32. Another, diametrically opposed “end of politics” was imagined by Samuel Huntington in his Clash of Civilizations, which embraced multipolarity, burying class politics under the struggle of quasi-homogenic civilisations. It also embraces hegemony without much sugar coating and thus has little need for humanitarian fictions.
33. Chantal Mouffe, On the Political (New York: Routledge, 2005).
34. This is absolutely not meant to downplay their crimes, which are plenty and horrible: mass killing Kurds by gas or of Bosnians are attempts at genocide. My point here is solely the role they had to play for a global order.
35. Other integral members of this order, like autocratic oil regimes or China, were not troublemakers, of course.
36. It should be noted this positive picture of the unilateral New World Order was not without its challengers even in the USA: antisemitic NWO conspiracy theories as well as series like The X-Files or Dark Skies betrayed a deep scepticism towards centralised (global) power.
37. If disaster is, in a way, already included in capitalist utopianism as opportunity, as the spark of progress, is it any wonder that climate change is not taken seriously before its serious effects are felt? Does it not stand to reason that catastrophe will be terrible, yes, but progress will naturally follow? This almost-religious belief mirrors the idea of the market eventually supplying the solution by free market believers (and projects it onto the political.) And can we fault people for believing it? After all, as Marx has demonstrated, crises are inherent to capitalism and its “successful” reproduction. If it were not this way, would not all sacrifices made to capital and the free market have been in vain? (What happens when this idea collapses and what fantasies can replace it will be addressed below.)
38. There were, of course, voices highlighting the ties of Islamism to (capitalist, especially Western) modernity, arguing they do not represent an element of a primitive, violent past (and thus lack of culture, civilisation or humanity), but are inherent to modernity.See Paul Berman, Terror and Liberalism (London: W.W. Norton and Company, 2003).
39. Robert Kagan, Of Paradise and Power.
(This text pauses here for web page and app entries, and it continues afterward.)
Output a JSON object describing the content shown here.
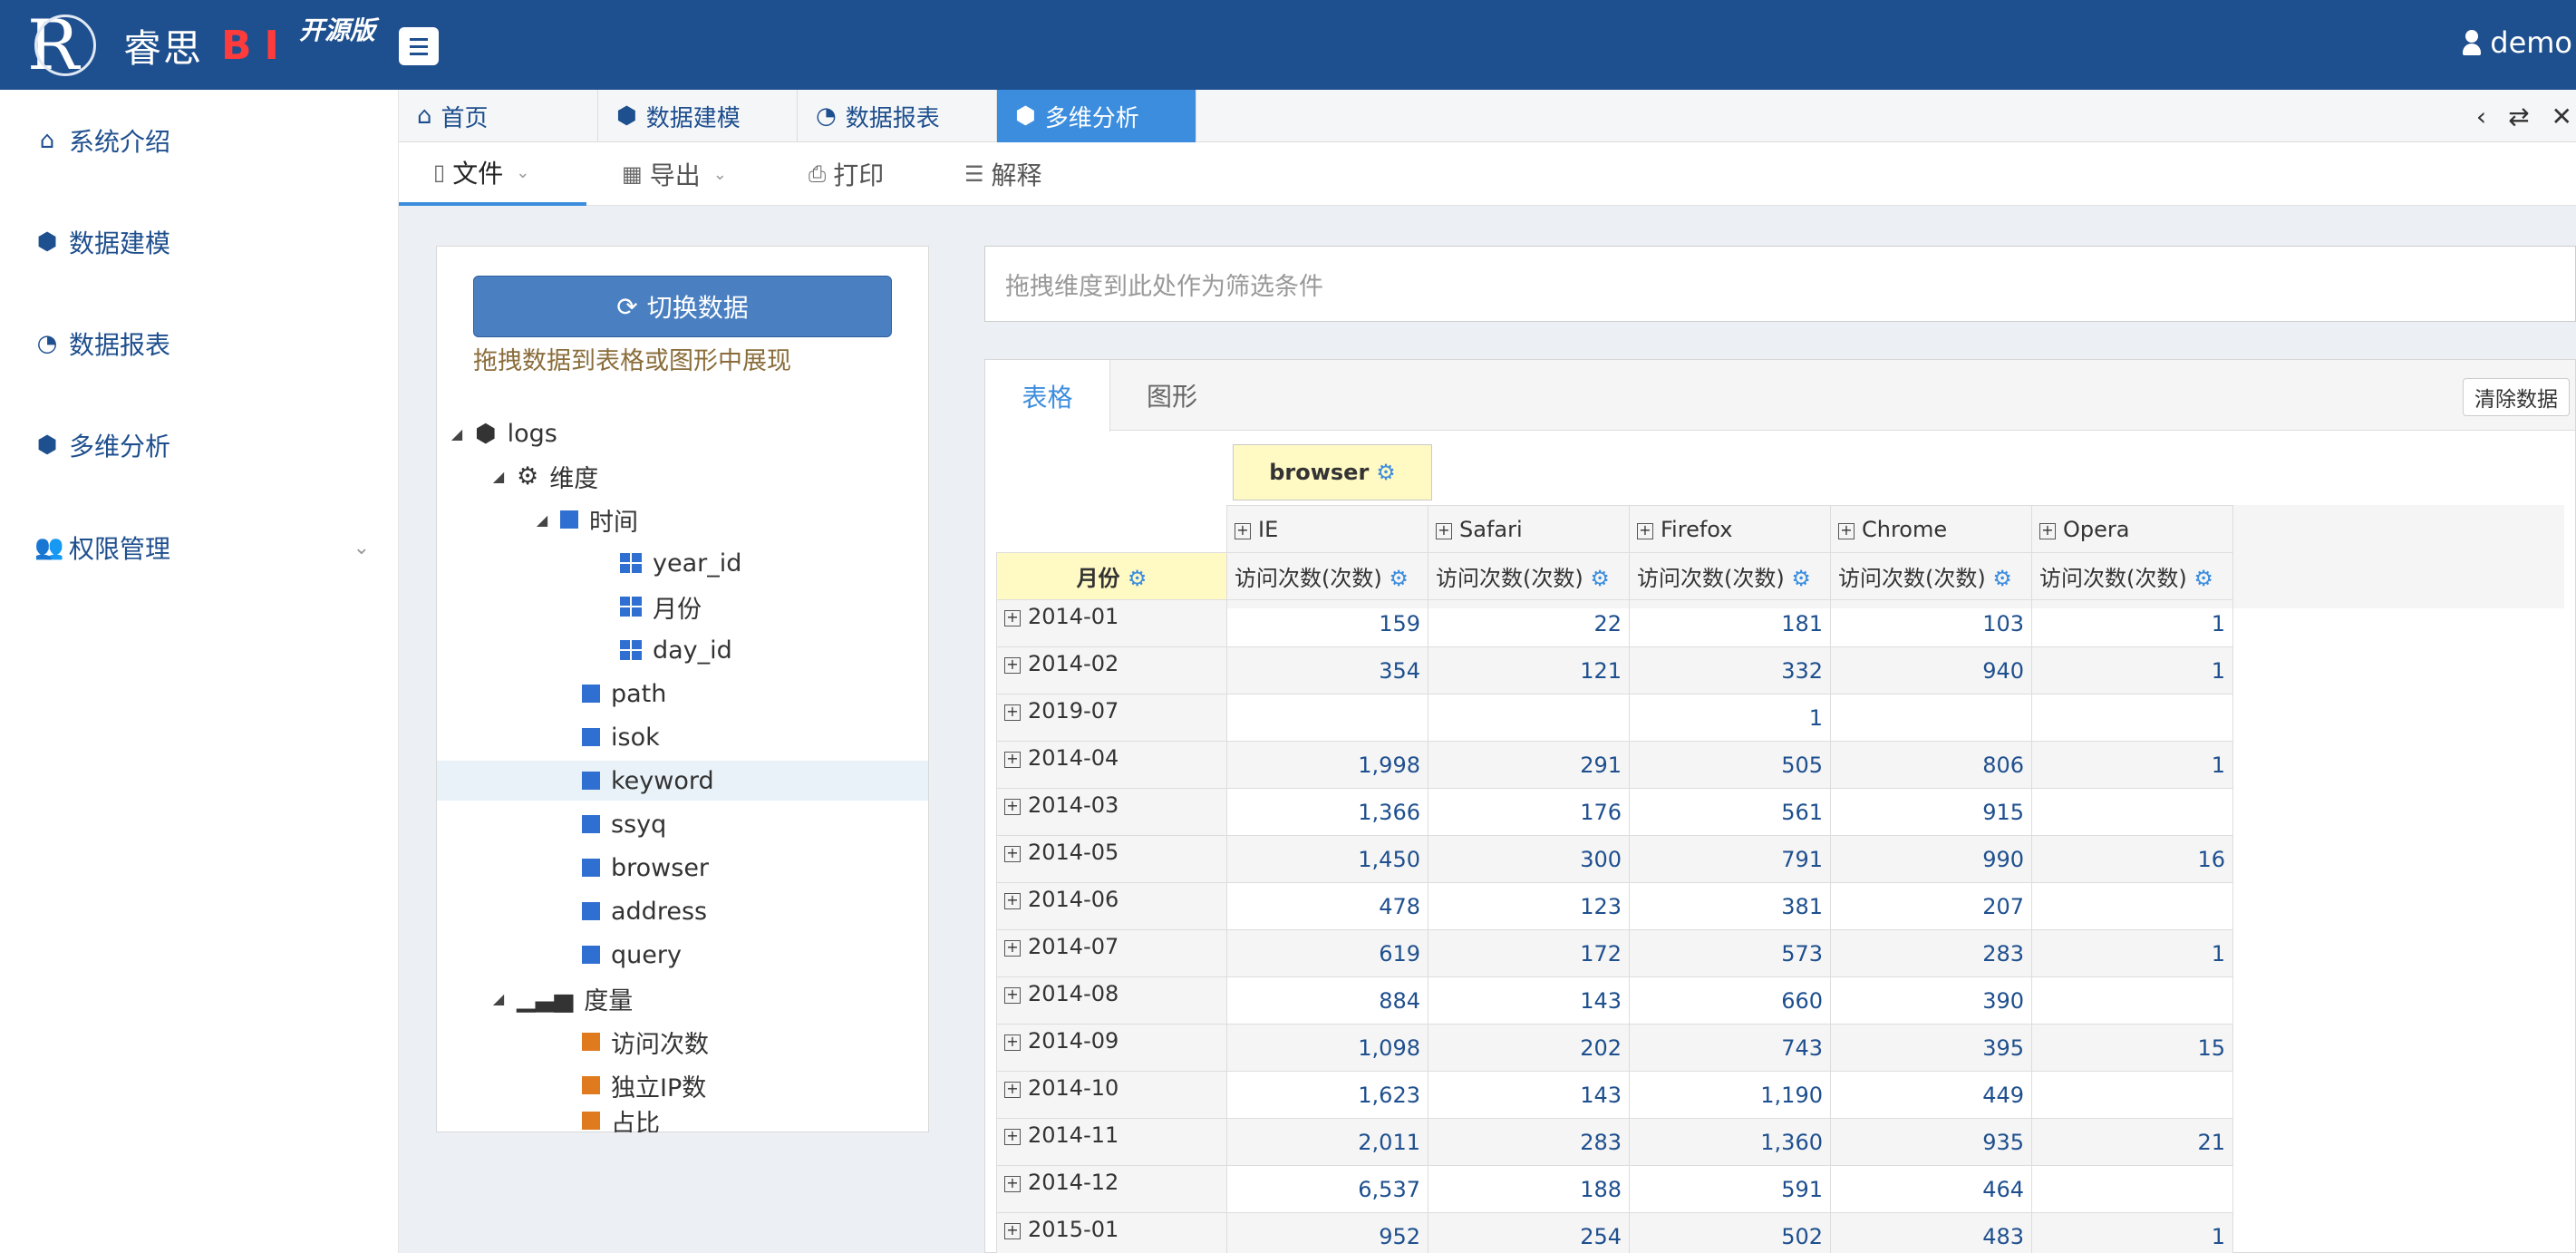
{
  "header": {
    "logo_letter": "R",
    "brand": "睿思",
    "bi": "BI",
    "edition": "开源版",
    "user": "demo"
  },
  "sidebar": {
    "items": [
      {
        "label": "系统介绍",
        "icon": "home-icon"
      },
      {
        "label": "数据建模",
        "icon": "cube-icon"
      },
      {
        "label": "数据报表",
        "icon": "dashboard-icon"
      },
      {
        "label": "多维分析",
        "icon": "cubes-icon"
      },
      {
        "label": "权限管理",
        "icon": "users-icon"
      }
    ]
  },
  "tabs": [
    {
      "label": "首页",
      "icon": "home-icon"
    },
    {
      "label": "数据建模",
      "icon": "cube-icon"
    },
    {
      "label": "数据报表",
      "icon": "dashboard-icon"
    },
    {
      "label": "多维分析",
      "icon": "cubes-icon",
      "active": true
    }
  ],
  "toolbar": {
    "file": "文件",
    "export": "导出",
    "print": "打印",
    "explain": "解释"
  },
  "datapanel": {
    "switch_label": "切换数据",
    "hint": "拖拽数据到表格或图形中展现",
    "tree": {
      "root": "logs",
      "dimension": "维度",
      "time": "时间",
      "time_children": [
        "year_id",
        "月份",
        "day_id"
      ],
      "dims": [
        "path",
        "isok",
        "keyword",
        "ssyq",
        "browser",
        "address",
        "query"
      ],
      "measure": "度量",
      "measures": [
        "访问次数",
        "独立IP数",
        "占比"
      ]
    }
  },
  "filter": {
    "placeholder": "拖拽维度到此处作为筛选条件"
  },
  "main": {
    "tab_table": "表格",
    "tab_chart": "图形",
    "clear": "清除数据",
    "col_dim": "browser",
    "row_dim": "月份",
    "measure_label": "访问次数(次数)",
    "browsers": [
      "IE",
      "Safari",
      "Firefox",
      "Chrome",
      "Opera"
    ],
    "rows": [
      {
        "month": "2014-01",
        "values": [
          "159",
          "22",
          "181",
          "103",
          "1"
        ]
      },
      {
        "month": "2014-02",
        "values": [
          "354",
          "121",
          "332",
          "940",
          "1"
        ]
      },
      {
        "month": "2019-07",
        "values": [
          "",
          "",
          "1",
          "",
          ""
        ]
      },
      {
        "month": "2014-04",
        "values": [
          "1,998",
          "291",
          "505",
          "806",
          "1"
        ]
      },
      {
        "month": "2014-03",
        "values": [
          "1,366",
          "176",
          "561",
          "915",
          ""
        ]
      },
      {
        "month": "2014-05",
        "values": [
          "1,450",
          "300",
          "791",
          "990",
          "16"
        ]
      },
      {
        "month": "2014-06",
        "values": [
          "478",
          "123",
          "381",
          "207",
          ""
        ]
      },
      {
        "month": "2014-07",
        "values": [
          "619",
          "172",
          "573",
          "283",
          "1"
        ]
      },
      {
        "month": "2014-08",
        "values": [
          "884",
          "143",
          "660",
          "390",
          ""
        ]
      },
      {
        "month": "2014-09",
        "values": [
          "1,098",
          "202",
          "743",
          "395",
          "15"
        ]
      },
      {
        "month": "2014-10",
        "values": [
          "1,623",
          "143",
          "1,190",
          "449",
          ""
        ]
      },
      {
        "month": "2014-11",
        "values": [
          "2,011",
          "283",
          "1,360",
          "935",
          "21"
        ]
      },
      {
        "month": "2014-12",
        "values": [
          "6,537",
          "188",
          "591",
          "464",
          ""
        ]
      },
      {
        "month": "2015-01",
        "values": [
          "952",
          "254",
          "502",
          "483",
          "1"
        ]
      }
    ]
  }
}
America and Europe in the New World Order (New York: Vintage Books, 2003).
40. Corey, Tiamat’s Wrath.
41. Let us just quickly note the similarities to the Dune novels here: a God-Emperor who forces humanity onto a golden path through diaspora in order to ensure its survival. The Expanse splits up the roles between Duarte and Holden, humanises them – Leto is terrifyingly post-human – and puts humanity onto a similar path. This humanisation succeeds because Holden, as so often, did not have a long-term plan but acted in the moment – and because Holden is the series’ resident humanitarian.
42. Amos has outsourced his conscience to Holden after all.
43. Or rather: utopianism, in a very neoliberal fashion, becomes individualised. “Effective altruism” is as much a justification for hoarding unjustifiable quantities of wealth as it is a utopian narrative of the power of the individual to save the world.